Travel Safety Statistics

The relative safety of different modes of travel is something that most people have misconceptions about. They’re not helped by official statistics, indeed official statistics add to the confusion.

It’s not that the statistics are actually inaccurate, it’s that the impression they give is inaccurate. I don’t know whether the statistics are accurate or not, but I’m inclined to believe that they are. The impressions they give, and the beliefs many people hold as a result, are not actually supported by the statistics, even if the statistics are true.

The basic statistic involved is the “fatalities per passenger mile” figure – which is claimed to be lower for flying than for any other major mode of travel, probably truthfully.

On the face of it, “fatalities per passenger mile” looks like an appropriate measure of travel mode safety. If railways carry ten times as many passengers as airlines, and have five times as many fatalities, then other things being equal, they seem to be twice as safe. Other things aren’t equal though: passengers on planes on average travel much further than train passengers, so that’s a factor in the plane’s favour. But let’s examine this more closely.

What we really want to know is whether it’s safer to travel by plane or by train for the particular journeys we actually want to make.

We don’t have enough information here to make any kind of sensible judgement at all. Plane accidents are much more likely to occur near the beginning or (intended!) end of a flight, rather than while cruising at altitude between airports. Likewise, railway accidents are much more likely to occur at railway junctions or road intersections than on long stretches of uncomplicated track between cities. This means that the statistics of accidents per passenger mile, for both trains and planes, are strongly dependent on the length of the journeys. Shorter flights, with a larger proportion of their mileage close to the airports of departure and intended arrival, are less safe (per passenger mile) than long flights; likewise, short train journeys, with a larger proportion of their mileage in the cities of departure and intended arrival, are less safe (per passenger mile) than long train journeys.

If you’re travelling thousands of miles, in general you don’t have the option of travelling by train, and if you’re travelling ten or twenty miles, in general you don’t have the option of travelling by plane. It’s only for distances of a few hundred miles where you have both options – and those are the least safe flights per passenger mile, and the safest train journeys. Which is actually safer? You can’t tell from the simple “fatalities per passenger mile” figure. And that’s the only figure they’re going to give you.

You can’t drive from the living room to the kitchen, either; and you can’t (in general) walk twenty miles to work and back. But going a mile to school, which is safer, driving or walking? Simple statistics for accidents per passenger mile in cars versus accidents per pedestrian mile don’t tell you.

One has to give officialdom the benefit of the doubt, and suppose that this confusion is due to their incompetence, but it’s sometimes hard not to think the obfuscation is deliberate. Airlines are the main beneficiaries of these particular misconceptions.
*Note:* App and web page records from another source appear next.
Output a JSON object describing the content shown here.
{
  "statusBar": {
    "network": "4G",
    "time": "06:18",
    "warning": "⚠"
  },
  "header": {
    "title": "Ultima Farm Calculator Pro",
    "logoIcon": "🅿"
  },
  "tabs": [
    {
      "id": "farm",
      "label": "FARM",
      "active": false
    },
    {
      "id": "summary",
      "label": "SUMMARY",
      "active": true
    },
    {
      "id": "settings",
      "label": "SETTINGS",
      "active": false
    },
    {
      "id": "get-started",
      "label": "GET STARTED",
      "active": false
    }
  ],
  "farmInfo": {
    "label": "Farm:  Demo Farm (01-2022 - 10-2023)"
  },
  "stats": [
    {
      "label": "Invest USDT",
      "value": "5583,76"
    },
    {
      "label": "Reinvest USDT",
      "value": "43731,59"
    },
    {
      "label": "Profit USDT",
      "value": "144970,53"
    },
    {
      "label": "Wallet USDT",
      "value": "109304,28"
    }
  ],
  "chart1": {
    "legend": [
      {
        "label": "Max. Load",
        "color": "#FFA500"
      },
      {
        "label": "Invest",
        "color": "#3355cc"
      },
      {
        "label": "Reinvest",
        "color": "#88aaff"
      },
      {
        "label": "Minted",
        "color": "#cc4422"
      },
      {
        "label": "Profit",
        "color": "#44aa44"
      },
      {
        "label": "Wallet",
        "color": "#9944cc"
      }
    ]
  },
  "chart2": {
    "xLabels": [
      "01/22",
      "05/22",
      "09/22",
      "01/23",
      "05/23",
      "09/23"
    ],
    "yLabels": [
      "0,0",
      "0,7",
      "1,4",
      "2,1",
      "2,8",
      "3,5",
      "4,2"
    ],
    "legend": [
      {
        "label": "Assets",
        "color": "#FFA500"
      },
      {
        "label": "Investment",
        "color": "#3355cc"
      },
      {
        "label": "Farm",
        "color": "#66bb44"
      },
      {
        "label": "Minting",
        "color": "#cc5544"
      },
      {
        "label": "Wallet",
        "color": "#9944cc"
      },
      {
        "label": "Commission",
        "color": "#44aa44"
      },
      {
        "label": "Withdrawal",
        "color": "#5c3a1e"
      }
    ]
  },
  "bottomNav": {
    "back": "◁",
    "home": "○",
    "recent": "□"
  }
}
You have to look at statistics carefully. The implications are often not what they at first appear to be. This may or may not be deliberate misrepresentation; sometimes whoever is presenting the statistics may themselves misunderstand the implications. Very often the information you really want is actually not possible to deduce from what is presented, as in this case.

Statistics, if properly done, can be very useful in assessing relative risks – but they’re not often properly done, and even less often properly presented.